(Entries taken from a collection)
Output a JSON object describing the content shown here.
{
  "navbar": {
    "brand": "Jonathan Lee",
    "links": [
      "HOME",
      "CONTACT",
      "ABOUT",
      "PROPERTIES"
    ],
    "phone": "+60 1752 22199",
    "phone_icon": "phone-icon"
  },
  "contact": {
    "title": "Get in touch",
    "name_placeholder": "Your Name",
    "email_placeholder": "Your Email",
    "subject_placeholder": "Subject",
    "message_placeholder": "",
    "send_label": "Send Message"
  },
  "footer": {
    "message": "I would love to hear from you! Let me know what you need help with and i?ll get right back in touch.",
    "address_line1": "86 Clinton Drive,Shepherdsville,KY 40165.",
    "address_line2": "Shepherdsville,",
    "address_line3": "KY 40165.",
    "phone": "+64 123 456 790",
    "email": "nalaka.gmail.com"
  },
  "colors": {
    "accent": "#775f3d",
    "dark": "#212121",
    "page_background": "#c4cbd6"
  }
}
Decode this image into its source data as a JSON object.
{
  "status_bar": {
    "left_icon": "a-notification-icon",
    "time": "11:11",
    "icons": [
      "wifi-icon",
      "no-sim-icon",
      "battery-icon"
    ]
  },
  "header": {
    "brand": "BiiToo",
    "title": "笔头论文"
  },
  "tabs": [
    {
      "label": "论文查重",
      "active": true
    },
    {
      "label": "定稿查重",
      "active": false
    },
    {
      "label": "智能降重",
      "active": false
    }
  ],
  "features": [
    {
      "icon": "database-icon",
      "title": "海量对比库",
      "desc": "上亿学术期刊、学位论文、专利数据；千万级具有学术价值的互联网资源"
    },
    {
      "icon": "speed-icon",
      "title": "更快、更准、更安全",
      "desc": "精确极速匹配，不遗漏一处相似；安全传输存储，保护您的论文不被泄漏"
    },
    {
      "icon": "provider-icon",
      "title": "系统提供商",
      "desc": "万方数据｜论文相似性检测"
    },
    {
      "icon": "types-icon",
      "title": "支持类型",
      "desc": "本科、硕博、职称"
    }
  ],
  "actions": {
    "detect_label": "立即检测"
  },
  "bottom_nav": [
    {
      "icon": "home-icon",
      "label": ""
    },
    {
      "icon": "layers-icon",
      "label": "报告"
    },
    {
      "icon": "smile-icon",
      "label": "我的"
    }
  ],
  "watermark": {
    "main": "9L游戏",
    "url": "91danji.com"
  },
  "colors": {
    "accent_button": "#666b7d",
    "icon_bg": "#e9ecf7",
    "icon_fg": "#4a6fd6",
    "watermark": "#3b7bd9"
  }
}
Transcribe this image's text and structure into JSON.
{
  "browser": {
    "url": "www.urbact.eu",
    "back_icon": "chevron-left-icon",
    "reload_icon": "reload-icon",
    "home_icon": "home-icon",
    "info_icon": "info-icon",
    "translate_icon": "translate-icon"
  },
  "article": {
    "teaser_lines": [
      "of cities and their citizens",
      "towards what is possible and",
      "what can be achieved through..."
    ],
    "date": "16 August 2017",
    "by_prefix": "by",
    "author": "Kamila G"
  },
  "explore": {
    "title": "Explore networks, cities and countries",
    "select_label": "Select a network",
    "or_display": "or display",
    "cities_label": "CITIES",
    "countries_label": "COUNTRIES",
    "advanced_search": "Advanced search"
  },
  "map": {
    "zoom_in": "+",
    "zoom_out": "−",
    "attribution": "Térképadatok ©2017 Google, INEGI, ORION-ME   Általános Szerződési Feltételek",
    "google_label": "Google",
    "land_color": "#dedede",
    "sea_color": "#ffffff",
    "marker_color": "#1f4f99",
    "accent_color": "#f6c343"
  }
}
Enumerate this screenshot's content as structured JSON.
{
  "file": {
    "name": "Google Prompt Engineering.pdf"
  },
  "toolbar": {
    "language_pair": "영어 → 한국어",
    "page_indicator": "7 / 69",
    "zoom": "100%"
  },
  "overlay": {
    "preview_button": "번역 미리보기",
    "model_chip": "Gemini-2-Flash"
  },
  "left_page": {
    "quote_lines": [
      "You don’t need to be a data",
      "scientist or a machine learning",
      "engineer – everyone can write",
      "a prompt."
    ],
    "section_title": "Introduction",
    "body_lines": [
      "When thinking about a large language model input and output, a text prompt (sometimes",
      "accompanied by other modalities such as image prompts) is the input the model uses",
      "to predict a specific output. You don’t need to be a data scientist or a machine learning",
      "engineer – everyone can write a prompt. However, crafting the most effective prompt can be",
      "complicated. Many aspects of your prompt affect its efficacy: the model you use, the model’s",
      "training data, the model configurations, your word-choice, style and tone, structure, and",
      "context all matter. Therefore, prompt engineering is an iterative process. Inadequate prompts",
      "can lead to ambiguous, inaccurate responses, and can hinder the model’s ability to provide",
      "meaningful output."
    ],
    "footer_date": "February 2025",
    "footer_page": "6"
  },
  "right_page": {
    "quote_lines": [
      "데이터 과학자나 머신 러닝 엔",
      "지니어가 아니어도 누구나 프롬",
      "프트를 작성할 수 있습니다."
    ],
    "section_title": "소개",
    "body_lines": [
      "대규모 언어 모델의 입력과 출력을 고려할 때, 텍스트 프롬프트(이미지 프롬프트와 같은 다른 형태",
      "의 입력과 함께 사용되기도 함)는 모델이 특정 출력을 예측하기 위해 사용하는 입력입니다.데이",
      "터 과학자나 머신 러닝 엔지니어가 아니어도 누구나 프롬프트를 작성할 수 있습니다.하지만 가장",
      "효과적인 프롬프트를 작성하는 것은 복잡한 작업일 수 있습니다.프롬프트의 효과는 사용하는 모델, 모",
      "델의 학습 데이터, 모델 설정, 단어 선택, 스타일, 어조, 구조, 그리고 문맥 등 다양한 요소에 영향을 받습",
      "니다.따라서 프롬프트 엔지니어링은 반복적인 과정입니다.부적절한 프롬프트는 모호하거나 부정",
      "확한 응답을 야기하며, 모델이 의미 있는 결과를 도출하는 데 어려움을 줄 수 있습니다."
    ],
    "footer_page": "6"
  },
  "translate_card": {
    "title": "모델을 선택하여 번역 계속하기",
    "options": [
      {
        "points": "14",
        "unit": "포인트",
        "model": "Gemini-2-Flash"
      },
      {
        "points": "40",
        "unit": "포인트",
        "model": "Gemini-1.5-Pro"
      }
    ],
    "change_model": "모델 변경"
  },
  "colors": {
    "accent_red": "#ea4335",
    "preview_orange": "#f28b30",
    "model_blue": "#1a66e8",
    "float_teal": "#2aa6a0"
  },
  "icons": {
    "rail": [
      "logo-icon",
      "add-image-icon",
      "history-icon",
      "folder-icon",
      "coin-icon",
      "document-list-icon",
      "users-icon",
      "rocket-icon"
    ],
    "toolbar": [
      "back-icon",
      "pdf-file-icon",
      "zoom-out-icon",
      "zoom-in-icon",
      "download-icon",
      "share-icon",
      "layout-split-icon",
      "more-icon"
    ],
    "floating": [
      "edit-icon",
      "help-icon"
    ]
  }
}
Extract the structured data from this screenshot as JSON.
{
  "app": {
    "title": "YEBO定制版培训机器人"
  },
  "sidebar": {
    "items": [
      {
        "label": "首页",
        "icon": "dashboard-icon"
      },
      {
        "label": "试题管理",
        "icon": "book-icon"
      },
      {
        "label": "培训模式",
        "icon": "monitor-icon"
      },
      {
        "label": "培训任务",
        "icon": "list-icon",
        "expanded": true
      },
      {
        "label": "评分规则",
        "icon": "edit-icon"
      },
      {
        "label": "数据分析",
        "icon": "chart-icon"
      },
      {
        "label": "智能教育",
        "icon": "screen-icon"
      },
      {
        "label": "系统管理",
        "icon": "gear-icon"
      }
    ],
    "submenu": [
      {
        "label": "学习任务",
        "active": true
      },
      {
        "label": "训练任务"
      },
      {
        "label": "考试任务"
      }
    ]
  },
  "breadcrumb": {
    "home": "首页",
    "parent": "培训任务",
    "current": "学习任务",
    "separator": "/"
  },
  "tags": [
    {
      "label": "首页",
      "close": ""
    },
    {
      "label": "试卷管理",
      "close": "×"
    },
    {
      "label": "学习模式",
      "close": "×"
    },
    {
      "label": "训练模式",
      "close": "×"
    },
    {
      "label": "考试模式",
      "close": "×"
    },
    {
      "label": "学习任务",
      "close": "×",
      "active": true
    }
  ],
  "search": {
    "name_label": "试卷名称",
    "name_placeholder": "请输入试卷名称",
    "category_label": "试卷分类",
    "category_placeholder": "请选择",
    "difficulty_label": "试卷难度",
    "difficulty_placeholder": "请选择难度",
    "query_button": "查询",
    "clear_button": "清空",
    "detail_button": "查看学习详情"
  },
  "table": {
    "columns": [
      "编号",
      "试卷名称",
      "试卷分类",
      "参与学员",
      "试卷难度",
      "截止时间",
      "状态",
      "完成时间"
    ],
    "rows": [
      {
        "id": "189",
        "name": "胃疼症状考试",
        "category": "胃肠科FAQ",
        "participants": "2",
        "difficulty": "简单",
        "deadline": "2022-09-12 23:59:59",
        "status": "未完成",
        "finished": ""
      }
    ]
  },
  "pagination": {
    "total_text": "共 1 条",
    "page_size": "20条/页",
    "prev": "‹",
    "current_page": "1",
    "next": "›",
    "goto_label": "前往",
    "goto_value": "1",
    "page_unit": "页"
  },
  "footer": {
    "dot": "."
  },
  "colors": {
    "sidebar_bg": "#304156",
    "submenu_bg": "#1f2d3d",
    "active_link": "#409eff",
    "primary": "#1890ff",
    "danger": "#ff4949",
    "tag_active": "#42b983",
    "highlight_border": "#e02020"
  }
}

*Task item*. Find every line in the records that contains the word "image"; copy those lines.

*Response area*.
Decode this image into its source data as a JSON object.
Transcribe this image's text and structure into JSON.
      "accompanied by other modalities such as image prompts) is the input the model uses",
      "add-image-icon",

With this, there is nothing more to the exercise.